--- START ---
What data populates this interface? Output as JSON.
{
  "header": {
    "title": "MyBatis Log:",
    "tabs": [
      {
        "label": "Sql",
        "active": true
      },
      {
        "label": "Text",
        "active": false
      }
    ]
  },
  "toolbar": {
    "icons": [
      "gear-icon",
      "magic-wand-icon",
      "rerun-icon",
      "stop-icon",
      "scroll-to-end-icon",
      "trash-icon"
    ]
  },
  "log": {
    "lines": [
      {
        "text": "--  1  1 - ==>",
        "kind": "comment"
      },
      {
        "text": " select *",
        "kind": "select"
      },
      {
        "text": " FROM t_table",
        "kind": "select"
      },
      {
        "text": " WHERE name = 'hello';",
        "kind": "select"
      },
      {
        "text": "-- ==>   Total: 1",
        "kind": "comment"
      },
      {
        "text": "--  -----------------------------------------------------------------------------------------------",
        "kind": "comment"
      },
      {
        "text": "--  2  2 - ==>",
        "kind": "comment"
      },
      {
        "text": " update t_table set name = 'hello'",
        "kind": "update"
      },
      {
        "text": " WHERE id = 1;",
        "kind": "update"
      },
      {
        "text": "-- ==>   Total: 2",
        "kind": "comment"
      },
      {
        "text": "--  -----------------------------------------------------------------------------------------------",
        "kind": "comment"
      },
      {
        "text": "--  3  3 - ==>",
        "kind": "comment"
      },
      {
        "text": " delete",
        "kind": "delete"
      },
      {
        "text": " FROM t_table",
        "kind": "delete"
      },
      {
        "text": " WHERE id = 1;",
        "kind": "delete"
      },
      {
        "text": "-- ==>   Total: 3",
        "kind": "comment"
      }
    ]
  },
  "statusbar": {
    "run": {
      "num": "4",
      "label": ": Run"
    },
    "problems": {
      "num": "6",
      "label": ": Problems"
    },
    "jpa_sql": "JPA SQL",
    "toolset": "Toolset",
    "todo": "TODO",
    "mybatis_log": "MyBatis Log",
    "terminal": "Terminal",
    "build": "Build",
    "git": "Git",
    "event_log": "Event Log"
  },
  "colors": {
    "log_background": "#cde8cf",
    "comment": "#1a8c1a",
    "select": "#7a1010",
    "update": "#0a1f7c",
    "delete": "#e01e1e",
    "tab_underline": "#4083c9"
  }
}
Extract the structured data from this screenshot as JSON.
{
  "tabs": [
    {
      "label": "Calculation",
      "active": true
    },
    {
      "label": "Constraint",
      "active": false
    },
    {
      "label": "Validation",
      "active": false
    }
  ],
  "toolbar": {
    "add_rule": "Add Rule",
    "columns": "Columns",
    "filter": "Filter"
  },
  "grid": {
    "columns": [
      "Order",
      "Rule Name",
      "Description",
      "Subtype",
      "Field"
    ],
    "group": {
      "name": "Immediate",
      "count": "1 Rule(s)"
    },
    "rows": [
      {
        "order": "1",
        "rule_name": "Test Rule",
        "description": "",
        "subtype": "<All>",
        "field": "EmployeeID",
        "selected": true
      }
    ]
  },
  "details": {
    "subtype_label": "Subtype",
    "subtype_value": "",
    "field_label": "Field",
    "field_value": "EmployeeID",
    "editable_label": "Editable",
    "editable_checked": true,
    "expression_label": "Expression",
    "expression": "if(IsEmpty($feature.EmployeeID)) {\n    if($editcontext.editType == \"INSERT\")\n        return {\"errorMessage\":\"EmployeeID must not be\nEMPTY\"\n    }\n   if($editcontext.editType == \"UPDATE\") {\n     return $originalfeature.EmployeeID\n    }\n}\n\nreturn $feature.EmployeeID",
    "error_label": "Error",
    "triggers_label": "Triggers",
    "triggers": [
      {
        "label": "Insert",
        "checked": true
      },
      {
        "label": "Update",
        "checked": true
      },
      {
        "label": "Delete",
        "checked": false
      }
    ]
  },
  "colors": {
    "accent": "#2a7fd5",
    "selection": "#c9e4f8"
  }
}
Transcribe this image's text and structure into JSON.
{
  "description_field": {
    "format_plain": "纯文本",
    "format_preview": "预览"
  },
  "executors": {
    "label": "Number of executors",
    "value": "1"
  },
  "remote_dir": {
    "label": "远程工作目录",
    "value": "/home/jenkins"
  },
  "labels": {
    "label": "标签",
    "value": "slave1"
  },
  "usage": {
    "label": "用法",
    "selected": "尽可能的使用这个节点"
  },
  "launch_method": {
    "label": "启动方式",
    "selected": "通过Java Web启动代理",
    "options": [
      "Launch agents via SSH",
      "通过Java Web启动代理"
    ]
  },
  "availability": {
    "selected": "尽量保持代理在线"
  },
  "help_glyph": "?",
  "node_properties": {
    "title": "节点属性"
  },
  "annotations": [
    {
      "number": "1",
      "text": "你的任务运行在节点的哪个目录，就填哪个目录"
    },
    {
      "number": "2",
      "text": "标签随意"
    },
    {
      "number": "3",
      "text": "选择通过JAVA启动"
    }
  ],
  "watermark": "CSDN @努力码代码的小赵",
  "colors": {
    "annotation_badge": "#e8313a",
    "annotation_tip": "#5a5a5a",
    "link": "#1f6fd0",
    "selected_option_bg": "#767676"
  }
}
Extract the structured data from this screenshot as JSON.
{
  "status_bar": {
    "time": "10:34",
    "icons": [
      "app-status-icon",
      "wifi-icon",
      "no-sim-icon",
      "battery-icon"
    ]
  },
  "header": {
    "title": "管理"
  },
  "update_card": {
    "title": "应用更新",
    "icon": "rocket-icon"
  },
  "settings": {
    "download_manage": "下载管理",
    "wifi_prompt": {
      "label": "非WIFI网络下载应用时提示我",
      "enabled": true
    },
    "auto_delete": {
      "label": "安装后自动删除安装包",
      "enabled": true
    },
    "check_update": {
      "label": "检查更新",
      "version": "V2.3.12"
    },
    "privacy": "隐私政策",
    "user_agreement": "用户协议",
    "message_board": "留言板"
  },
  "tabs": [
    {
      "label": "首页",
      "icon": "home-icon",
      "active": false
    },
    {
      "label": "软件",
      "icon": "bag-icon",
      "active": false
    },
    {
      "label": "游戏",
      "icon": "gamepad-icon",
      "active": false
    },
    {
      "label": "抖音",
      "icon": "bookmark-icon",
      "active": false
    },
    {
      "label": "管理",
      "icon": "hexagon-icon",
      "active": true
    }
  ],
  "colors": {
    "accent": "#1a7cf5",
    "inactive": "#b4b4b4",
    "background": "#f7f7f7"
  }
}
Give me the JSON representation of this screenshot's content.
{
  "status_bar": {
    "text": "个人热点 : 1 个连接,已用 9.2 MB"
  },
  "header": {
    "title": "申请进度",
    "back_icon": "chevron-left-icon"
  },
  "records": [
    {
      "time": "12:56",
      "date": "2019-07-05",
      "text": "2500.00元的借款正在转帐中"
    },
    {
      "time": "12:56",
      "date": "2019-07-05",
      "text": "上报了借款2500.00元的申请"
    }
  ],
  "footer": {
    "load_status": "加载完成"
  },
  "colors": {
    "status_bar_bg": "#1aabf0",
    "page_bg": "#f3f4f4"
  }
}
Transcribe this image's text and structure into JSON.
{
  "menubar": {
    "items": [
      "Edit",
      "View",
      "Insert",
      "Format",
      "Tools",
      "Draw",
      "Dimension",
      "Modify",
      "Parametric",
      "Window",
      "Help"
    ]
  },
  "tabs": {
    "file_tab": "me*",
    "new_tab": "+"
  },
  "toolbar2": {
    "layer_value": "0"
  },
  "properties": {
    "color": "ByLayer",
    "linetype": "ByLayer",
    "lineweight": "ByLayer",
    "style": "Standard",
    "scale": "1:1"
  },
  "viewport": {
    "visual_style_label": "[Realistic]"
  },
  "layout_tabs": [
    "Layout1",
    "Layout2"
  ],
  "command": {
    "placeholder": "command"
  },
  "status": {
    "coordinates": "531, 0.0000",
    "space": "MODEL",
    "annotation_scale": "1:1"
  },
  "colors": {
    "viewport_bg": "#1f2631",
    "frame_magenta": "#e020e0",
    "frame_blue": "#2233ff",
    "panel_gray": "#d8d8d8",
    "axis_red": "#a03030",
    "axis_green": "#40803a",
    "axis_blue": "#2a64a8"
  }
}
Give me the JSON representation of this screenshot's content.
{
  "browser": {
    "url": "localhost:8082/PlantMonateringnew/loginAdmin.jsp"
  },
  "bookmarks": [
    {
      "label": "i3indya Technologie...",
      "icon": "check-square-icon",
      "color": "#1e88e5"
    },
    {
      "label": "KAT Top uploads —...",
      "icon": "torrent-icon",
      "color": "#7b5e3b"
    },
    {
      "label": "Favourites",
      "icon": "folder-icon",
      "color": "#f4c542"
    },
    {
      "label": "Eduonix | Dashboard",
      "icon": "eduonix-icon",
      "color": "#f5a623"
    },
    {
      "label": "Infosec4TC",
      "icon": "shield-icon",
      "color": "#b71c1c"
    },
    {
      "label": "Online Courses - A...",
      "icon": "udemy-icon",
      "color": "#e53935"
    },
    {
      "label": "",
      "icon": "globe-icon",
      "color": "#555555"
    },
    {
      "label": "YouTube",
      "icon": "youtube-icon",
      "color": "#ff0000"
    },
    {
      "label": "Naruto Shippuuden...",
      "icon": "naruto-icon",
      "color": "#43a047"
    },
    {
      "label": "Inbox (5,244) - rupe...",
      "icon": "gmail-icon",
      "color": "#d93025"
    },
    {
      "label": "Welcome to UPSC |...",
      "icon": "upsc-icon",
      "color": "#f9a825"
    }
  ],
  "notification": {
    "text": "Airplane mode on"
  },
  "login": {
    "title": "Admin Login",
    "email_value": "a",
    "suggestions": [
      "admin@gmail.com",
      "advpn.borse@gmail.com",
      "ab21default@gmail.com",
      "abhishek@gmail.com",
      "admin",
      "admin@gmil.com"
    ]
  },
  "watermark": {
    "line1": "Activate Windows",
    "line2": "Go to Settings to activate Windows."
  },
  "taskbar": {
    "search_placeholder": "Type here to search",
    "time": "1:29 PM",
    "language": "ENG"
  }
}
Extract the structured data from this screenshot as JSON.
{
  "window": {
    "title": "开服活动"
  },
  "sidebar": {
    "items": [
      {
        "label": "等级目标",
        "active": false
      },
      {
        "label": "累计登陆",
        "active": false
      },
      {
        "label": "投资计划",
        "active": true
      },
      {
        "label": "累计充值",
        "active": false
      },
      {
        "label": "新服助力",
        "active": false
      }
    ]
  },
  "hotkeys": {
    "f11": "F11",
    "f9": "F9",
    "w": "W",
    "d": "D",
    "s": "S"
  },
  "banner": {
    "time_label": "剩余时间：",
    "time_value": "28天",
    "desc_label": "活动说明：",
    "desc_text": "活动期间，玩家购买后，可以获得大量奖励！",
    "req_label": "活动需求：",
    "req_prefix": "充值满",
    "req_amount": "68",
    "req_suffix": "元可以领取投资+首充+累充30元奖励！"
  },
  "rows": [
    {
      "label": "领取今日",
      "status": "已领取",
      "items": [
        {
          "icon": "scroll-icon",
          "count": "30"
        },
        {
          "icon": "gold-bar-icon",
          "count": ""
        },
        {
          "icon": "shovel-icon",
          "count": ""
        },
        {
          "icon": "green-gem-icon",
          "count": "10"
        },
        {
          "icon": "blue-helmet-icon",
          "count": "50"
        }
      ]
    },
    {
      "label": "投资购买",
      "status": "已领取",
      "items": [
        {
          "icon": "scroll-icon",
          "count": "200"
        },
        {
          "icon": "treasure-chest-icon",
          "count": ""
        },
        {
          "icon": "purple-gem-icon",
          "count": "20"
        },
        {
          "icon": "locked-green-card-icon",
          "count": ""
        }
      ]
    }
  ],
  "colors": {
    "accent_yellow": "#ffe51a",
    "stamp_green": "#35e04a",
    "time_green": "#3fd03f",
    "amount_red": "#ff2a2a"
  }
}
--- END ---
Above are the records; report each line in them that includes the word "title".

#### [ANSWER TO THIS TASK]
    "title": "MyBatis Log:",
    "title": "节点属性"
    "title": "管理"
    "title": "应用更新",
    "title": "申请进度",
    "title": "Admin Login",
    "title": "开服活动"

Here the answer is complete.